Saturday, May 10, 2008
On the heels of the trouble aid groups are having getting into Myanmar, the New York Times reported on May 10, 2008, that more than half of 55 nonprofits surveyed in Zimbawbe say they have suspended aid for orphans in that country due to violence and political strife. Here is an excerpt from the article:
Zimbabwe’s ruling party, bent on retaining control after 28 years in power, has broadened its campaign of intimidation and violence to include teachers and even aid workers, disrupting education and basic care for tens of thousands of children across the country, according to humanitarian groups, union officials and the teachers themselves.
Teachers have been upbraided by the ruling party for allegedly siding with the opposition during the nation’s disputed March elections, in which they served as poll monitors. More than 2,700 of them have fled or been evicted from classrooms, the teachers’ union says. Dozens of schools have closed, the union says, and 121 are being used as bases for the ruling party’s youth militias as they harass and beat opponents in the countryside.
Beyond that, the United National Children's Fund says that more than half the 55 nonprofit groups it recently surveyed have partly or fully suspended aid for orphans in Zimbabwe.

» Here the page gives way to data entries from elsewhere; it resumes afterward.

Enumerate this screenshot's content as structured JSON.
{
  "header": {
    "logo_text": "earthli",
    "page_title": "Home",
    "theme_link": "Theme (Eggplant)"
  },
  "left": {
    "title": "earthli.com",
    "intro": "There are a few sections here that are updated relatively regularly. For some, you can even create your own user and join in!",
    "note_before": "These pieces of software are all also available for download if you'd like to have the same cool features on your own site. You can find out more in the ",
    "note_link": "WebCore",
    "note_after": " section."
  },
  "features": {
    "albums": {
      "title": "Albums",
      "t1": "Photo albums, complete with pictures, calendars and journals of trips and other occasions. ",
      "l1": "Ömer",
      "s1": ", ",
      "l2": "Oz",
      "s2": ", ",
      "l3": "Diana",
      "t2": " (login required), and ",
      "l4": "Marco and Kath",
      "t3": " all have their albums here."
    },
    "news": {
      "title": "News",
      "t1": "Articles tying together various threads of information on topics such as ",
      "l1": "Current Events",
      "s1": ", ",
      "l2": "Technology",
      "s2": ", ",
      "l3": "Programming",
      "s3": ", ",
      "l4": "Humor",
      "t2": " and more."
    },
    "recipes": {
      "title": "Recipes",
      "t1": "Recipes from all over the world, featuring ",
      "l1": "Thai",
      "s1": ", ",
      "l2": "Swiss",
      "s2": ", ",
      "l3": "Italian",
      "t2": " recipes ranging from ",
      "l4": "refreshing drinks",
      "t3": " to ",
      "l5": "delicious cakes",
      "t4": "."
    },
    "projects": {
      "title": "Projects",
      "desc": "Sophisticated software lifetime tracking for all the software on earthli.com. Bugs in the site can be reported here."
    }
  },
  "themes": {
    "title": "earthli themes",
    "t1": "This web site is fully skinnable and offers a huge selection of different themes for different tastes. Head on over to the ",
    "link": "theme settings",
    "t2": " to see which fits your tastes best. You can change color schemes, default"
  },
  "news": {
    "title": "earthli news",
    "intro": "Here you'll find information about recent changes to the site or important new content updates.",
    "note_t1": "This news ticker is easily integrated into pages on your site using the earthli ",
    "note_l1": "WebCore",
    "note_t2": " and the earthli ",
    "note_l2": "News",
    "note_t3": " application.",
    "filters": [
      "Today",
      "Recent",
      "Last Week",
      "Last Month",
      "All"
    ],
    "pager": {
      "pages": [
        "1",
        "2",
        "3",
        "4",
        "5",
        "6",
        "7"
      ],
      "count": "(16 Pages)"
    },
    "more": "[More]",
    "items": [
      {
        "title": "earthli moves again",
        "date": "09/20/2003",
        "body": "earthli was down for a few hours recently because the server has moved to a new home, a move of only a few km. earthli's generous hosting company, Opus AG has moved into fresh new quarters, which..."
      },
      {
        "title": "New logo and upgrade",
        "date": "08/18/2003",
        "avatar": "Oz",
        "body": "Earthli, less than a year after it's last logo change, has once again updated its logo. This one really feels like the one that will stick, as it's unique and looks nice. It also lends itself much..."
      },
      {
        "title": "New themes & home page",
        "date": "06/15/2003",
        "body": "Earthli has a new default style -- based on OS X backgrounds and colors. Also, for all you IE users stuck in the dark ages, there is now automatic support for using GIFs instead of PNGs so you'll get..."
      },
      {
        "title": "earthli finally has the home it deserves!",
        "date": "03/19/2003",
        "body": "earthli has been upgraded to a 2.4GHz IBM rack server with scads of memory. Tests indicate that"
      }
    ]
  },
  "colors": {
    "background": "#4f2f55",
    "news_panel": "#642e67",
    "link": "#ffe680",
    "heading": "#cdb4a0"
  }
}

For the entire article, see "Violence in Zimbabwe Disrupts Schools and Aid" in the May 10, 2008, issue of the New York Times.